This research explored (1) the relationship between suburban vehicle operating speed and roadway characteristics, especially the presence of bicyclists and (2) whether crowdsourced speed data could be used to estimate the unconstrained speed for a location. Both vehicle volume per lane and bicycle volume were found to be influential in affecting average speed on lower speed urban arterial roadways. For 40.3 km/hr (25 mph) sites, an increase of 19 vehicles per 15-min period would decrease average speed by 1.6 km/hr (1 mph), and an increase of more than 39 bicyclists per 15-min period would decrease average vehicle speed by a similar amount. Because of the limited number of 15-min periods with bicycle counts greater than 1, the research team also developed a model using all available 15-min periods with on-road speed data. Speed and volume data in 15-min increments for 2 weeks at nine sites were obtained using on-road tubes and via a vendor of crowdsourced speed data. The difference between the tube data and the crowdsourced data was calculated and called TMCS as a representation of tube (T) minus (M) crowdsourced (CS). The geometric variables that had the greatest influence on TMCS were the number of signals and the number of driveways within a corridor. When only including non-congested periods, weekends (Saturday or Sunday) were associated with the smallest TMCS.

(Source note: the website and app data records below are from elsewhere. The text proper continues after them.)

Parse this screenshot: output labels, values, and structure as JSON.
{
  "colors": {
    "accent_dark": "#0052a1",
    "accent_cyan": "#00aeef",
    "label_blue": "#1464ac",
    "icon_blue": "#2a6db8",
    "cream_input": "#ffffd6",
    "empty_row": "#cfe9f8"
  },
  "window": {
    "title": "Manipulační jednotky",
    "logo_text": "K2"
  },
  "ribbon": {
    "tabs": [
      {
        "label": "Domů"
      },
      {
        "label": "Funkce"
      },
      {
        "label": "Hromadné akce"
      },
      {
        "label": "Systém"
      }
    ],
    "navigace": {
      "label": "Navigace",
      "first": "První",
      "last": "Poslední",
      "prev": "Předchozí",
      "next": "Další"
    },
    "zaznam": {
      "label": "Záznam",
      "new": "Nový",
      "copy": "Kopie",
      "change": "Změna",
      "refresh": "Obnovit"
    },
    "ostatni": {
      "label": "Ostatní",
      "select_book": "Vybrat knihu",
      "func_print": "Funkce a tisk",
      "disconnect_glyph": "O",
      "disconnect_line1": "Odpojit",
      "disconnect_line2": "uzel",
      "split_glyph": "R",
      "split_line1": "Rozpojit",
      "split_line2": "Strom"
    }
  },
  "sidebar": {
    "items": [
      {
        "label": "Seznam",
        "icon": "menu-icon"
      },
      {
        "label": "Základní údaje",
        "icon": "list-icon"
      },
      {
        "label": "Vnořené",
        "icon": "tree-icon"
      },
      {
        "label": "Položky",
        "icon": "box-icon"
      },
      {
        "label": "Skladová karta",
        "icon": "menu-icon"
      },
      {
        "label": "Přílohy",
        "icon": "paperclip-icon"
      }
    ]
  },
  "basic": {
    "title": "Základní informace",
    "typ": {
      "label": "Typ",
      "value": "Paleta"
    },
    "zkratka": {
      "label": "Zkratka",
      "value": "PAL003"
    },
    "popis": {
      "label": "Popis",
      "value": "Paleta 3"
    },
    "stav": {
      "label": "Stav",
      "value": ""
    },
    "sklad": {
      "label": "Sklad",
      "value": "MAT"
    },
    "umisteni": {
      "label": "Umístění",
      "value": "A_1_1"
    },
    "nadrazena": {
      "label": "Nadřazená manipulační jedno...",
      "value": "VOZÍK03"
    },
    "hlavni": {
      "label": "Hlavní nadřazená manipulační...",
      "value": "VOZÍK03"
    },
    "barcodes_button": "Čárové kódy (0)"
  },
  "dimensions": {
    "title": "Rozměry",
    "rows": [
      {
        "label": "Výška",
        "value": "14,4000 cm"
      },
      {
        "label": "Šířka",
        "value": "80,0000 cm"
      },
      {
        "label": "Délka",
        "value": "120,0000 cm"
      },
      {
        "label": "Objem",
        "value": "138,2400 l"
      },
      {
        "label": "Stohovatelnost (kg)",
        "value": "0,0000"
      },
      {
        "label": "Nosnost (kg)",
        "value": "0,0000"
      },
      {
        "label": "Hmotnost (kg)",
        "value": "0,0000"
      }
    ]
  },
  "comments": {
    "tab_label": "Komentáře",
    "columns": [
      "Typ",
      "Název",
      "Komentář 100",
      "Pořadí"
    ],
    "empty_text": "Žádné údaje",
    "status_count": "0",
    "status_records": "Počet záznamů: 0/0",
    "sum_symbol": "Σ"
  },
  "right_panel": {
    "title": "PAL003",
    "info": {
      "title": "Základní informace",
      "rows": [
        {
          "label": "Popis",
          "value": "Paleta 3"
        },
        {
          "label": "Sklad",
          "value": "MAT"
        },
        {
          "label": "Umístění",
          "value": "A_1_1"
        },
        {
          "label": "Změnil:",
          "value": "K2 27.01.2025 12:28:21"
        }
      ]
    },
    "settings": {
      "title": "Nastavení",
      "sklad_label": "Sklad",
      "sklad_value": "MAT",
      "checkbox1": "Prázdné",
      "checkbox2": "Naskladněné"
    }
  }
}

Vulnerable road users, such as bicyclists, experience road noise directly. This study explored the relationship between bicycle crash risk and street-level road noise as measured in Austin, Texas and the Washington, D.C. metropolitan area, in addition to other factors. Construction and validation of a method to measure noise directly using consumer-accessible tools supports additional studies as well as potential public crowdsourcing applications for urban planning. Results from the two case sites were mixed. Street noise, as measured on our chosen routes, was not a consistent predictor of bicycle crash risk. However, our model explained over 87% of the variation in crash risk in the Washington, D.C. metropolitan area route, considering infrastructure, nearby bicycle commute mode share, and street noise. Findings from the two routes using our modeling approaches are not exhaustive, but rather an initial exploration of these relationships to support further work on the role of street noise in planning for safety.
Emerging big data resources and practices provide opportunities to improve transportation safety planning and outcomes. However, researchers and practitioners recognize that big data includes biases in who the data represents and accuracy related to transportation safety statistics. This study systematically reviews both the sources of bias and approaches to mitigate bias through review of published studies and interviews with experts. The study includes quantified analysis of topic frequency and evaluation of the reliability of concepts by using two independent trained coders. Results show a need to keep transportation experts and the public central in determining the right goals and metrics to evaluate transportation safety, in the development of new methods to relate big data to the total population’s transportation safety needs, in the use of big data to solve difficult problems, and to work ahead of emerging trends and technologies.
For individuals that are visually impaired, access to safe and reliable transportation can be a significant challenge. The limited menu of mobility options can culminate in a reduced quality of life and more difficulty accessing housing and employment, relative to sighted individuals. Transportation network companies (TNCs, or ridesharing companies) have emerged as a new mode of travel that has the potential to increase access to transportation for the visually impaired. The opportunities and challenges for TNC use by individuals with blindness or visual impairment has not been widely studied. The goal of this research is to use both qualitative and quantitative methods to identify how this community perceives the safety of TNCs relative to other travel modes, and how they utilize TNCs for safe travel. The findings suggest that TNCs are used by a significant proportion of this population. The findings also suggest that one’s experience (or lack thereof) with TNC use has a strong influence on the safety perceptions of this new mode of travel. Finally, while TNCs present an opportunity for riders that are visually impaired to become more engaged in myriad activities, there are still areas in which ridesharing companies can make improvements.
According to the United States Department of Commerce, careers in science, technology, engineering, and mathematics (STEM) are growing faster than occupations in other areas. However, in-class academic concepts can seem abstract with little relevance to a student’s life. There is therefore a need for in-class curricula that links academic concepts with real-world STEM applications.
Over the past 10 years, Texas A&M Transportation Institute (TTI) researchers have developed many educational activities for elementary and middle school students (K–8)
that provide an opportunity to gain hands-on experience and insight into what transportation engineering and other STEM careers have to offer. In 2011, a TTI researcher taught approximately 300 fifth graders about the scientific principles of reflection, refraction, and retroreflectivity through a brief history of sign sheeting, handson activities, and a laboratory exercise. While these activities successfully engaged the students, it is not possible for one researcher to visit the numerous K–12 classrooms in their area, much less on a state- or nation-wide level. Therefore, TTI researchers created a curriculum and associated materials that can be used by teachers and other professionals to connect real-world applications in transportation to academic concepts to enhance the STEM learning experience for students.